element that would make tutorship absorbing: he had perhaps taken too

much for granted it would only disgust him. As he left the villa after

his interview he looked up at the balcony and saw the child leaning over

it. “We shall have great larks!” he called up.

Morgan hung fire a moment and then gaily returned: “By the time you come

back I shall have thought of something witty!”

This made Pemberton say to himself “After all he’s rather nice.”


On the Friday he saw them all, as Mrs. Moreen had promised, for her

husband had come back and the girls and the other son were at home. Mr.

Moreen had a white moustache, a confiding manner and, in his buttonhole,

the ribbon of a foreign order—bestowed, as Pemberton eventually learned,

for services. For what services he never clearly ascertained: this was a

point—one of a large number—that Mr. Moreen’s manner never confided.

What it emphatically did confide was that he was even more a man of the

world than you might first make out. Ulick, the firstborn, was in

visible training for the same profession—under the disadvantage as yet,

however, of a buttonhole but feebly floral and a moustache with no

pretensions to type. The girls had hair and figures and manners and

small fat feet, but had never been out alone. As for Mrs. Moreen

Pemberton saw on a nearer view that her elegance was intermittent and her

parts didn’t always match. Her husband, as she had promised, met with

enthusiasm Pemberton’s ideas in regard to a salary. The young man had

endeavoured to keep these stammerings modest, and Mr. Moreen made it no

secret that _he_ found them wanting in “style.” He further mentioned

that he aspired to be intimate with his children, to be their best

friend, and that he was always looking out for them. That was what he

went off for, to London and other places—to look out; and this vigilance

was the theory of life, as well as the real occupation, of the whole

family. They all looked out, for they were very frank on the subject of

its being necessary. They desired it to be understood that they were

earnest people, and also that their fortune, though quite adequate for

earnest people, required the most careful administration. Mr. Moreen, as

the parent bird, sought sustenance for the nest. Ulick invoked support

mainly at the club, where Pemberton guessed that it was usually served on

green cloth. The girls used to do up their hair and their frocks

themselves, and our young man felt appealed to to be glad, in regard to

Morgan’s education, that, though it must naturally be of the best, it

didn’t cost too much. After a little he _was_ glad, forgetting at times

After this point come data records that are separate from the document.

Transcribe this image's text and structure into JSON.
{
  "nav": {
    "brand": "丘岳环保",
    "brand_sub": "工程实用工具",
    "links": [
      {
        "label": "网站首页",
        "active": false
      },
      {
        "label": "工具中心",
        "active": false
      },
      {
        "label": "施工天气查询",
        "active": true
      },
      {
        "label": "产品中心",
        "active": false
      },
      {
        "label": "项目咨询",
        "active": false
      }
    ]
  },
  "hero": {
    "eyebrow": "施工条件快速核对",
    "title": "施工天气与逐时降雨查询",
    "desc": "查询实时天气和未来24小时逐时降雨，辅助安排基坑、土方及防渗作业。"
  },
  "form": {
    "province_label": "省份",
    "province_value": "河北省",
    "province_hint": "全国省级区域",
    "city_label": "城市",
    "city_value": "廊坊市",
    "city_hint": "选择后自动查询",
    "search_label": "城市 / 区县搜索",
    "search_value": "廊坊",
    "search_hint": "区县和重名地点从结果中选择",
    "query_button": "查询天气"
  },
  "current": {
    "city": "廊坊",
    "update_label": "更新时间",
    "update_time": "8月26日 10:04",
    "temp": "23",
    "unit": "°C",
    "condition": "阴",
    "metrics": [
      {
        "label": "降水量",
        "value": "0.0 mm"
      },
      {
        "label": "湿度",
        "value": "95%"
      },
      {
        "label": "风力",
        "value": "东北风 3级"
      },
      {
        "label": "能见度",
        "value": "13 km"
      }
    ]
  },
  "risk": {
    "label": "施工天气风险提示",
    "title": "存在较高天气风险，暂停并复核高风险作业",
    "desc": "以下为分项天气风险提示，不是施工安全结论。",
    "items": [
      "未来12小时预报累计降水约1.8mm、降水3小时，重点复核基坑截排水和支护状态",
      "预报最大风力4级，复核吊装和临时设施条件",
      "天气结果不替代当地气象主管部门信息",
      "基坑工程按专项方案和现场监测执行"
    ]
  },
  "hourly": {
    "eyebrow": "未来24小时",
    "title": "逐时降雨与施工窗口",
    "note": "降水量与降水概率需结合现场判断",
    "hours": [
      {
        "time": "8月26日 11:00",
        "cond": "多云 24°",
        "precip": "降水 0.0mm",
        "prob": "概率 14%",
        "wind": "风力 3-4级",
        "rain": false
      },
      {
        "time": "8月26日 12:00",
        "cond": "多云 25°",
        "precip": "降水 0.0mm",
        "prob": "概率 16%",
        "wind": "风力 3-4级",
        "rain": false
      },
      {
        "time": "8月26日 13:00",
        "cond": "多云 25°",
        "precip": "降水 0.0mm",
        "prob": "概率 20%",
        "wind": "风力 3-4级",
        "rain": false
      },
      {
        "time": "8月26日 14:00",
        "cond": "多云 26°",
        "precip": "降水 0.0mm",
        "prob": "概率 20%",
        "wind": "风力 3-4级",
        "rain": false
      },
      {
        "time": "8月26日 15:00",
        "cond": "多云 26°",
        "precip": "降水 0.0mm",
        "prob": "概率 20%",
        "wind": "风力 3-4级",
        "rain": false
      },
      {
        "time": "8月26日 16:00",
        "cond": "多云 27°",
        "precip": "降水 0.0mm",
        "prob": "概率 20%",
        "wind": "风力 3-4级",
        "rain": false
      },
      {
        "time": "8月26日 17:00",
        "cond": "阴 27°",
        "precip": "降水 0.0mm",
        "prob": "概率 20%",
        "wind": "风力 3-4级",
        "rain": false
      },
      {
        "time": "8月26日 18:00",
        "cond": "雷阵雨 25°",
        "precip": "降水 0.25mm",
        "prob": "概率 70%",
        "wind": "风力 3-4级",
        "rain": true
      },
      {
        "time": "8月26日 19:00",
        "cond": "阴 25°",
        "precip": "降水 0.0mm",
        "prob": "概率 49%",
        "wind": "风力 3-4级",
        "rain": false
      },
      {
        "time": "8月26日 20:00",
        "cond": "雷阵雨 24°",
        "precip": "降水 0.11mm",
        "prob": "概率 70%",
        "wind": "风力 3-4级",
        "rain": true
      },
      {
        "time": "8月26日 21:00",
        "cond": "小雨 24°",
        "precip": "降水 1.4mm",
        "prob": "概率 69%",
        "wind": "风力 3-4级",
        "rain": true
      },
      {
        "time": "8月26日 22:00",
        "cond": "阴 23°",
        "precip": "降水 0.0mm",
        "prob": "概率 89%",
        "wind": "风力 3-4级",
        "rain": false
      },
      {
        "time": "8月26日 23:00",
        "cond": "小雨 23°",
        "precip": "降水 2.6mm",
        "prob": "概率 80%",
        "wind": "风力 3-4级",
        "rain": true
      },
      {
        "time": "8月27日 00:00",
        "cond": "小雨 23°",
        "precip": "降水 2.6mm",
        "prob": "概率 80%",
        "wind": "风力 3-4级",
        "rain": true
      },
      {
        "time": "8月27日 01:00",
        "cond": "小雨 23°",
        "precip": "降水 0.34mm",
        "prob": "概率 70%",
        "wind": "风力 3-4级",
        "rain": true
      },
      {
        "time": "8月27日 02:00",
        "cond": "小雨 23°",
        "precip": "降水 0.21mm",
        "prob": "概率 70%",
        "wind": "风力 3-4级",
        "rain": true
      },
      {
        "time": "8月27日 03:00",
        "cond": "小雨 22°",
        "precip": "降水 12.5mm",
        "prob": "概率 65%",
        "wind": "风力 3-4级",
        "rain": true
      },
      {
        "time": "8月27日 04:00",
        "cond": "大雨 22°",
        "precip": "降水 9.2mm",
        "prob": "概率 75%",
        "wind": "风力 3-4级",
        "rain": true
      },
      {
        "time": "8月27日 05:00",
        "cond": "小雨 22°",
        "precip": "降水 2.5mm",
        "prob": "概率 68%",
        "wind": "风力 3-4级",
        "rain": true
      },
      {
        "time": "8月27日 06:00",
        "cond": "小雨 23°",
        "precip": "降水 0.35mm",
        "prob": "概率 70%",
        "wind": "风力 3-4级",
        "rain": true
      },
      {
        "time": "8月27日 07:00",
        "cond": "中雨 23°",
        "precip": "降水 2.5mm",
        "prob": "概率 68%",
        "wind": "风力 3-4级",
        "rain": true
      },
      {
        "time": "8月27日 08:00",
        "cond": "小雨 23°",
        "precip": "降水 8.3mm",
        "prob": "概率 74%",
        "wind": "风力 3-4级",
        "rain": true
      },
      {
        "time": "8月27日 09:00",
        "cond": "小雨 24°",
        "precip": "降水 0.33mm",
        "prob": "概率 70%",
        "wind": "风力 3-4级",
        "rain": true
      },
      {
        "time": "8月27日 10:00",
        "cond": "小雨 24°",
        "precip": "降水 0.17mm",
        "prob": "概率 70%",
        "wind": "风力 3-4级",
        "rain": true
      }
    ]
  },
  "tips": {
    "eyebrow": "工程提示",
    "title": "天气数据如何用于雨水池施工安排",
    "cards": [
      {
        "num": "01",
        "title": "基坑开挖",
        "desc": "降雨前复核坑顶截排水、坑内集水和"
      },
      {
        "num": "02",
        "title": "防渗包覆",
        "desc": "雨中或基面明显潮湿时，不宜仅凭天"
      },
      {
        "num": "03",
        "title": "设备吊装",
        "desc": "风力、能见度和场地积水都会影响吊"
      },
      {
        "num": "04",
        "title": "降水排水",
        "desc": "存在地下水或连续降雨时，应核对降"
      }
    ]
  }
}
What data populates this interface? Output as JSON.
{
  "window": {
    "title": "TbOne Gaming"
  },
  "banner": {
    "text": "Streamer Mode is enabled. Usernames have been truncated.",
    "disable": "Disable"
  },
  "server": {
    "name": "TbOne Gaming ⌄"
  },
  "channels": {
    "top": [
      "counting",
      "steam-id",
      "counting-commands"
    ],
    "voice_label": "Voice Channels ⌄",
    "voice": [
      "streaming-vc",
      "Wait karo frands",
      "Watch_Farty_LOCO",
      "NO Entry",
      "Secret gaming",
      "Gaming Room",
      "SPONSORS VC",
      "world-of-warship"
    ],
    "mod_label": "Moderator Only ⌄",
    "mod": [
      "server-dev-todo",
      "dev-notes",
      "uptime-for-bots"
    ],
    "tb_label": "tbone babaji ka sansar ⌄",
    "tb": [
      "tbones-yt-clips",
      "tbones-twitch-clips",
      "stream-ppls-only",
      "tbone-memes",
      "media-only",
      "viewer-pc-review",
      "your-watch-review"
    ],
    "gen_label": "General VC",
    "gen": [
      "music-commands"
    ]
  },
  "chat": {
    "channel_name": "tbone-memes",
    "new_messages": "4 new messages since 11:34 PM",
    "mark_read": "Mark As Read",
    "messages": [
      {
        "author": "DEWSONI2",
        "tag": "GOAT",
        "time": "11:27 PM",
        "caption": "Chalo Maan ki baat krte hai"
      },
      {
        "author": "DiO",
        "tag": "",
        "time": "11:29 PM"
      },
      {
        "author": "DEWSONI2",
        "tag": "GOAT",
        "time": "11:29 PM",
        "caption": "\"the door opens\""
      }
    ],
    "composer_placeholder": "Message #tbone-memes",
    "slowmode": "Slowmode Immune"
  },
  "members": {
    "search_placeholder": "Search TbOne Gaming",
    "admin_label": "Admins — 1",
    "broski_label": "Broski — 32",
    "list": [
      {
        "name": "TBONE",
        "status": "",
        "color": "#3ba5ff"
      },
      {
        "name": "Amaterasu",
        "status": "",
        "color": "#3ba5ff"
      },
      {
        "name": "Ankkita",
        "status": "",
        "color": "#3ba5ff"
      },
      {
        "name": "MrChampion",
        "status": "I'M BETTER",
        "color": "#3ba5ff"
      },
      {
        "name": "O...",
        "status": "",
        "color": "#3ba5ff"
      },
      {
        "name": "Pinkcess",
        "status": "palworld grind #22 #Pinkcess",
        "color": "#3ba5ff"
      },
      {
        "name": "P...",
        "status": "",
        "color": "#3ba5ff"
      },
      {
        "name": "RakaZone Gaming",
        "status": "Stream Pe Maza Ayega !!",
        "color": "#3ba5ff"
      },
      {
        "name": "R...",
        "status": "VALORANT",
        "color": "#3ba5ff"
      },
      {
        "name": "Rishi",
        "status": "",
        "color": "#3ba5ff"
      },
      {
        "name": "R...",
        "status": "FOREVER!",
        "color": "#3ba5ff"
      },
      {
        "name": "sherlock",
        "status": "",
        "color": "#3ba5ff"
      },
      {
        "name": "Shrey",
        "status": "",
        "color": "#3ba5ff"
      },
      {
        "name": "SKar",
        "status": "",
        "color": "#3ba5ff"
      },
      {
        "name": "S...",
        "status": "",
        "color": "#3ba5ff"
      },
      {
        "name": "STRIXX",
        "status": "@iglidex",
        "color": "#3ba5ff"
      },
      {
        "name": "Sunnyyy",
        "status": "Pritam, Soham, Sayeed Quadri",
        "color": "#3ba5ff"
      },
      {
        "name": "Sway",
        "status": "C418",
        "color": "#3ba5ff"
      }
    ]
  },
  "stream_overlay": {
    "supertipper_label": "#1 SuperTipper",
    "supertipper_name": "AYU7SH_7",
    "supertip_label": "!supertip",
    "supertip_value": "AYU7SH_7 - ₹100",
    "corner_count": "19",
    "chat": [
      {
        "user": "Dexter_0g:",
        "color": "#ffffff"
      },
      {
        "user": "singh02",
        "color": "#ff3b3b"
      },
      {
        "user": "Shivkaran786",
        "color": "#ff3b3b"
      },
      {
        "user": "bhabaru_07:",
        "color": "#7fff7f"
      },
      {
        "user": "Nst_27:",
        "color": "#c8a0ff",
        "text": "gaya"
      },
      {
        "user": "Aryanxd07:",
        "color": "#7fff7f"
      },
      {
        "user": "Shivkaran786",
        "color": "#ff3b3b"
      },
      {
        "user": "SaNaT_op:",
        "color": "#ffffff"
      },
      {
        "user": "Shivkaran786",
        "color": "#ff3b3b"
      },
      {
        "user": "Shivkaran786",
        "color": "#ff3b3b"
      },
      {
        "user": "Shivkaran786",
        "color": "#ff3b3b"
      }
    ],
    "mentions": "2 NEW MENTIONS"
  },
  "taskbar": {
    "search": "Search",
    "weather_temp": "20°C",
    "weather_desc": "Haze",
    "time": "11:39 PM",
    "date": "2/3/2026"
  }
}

his own needs in the interest inspired by the child’s character and

culture and the pleasure of making easy terms for him.

During the first weeks of their acquaintance Morgan had been as puzzling

(C) 2013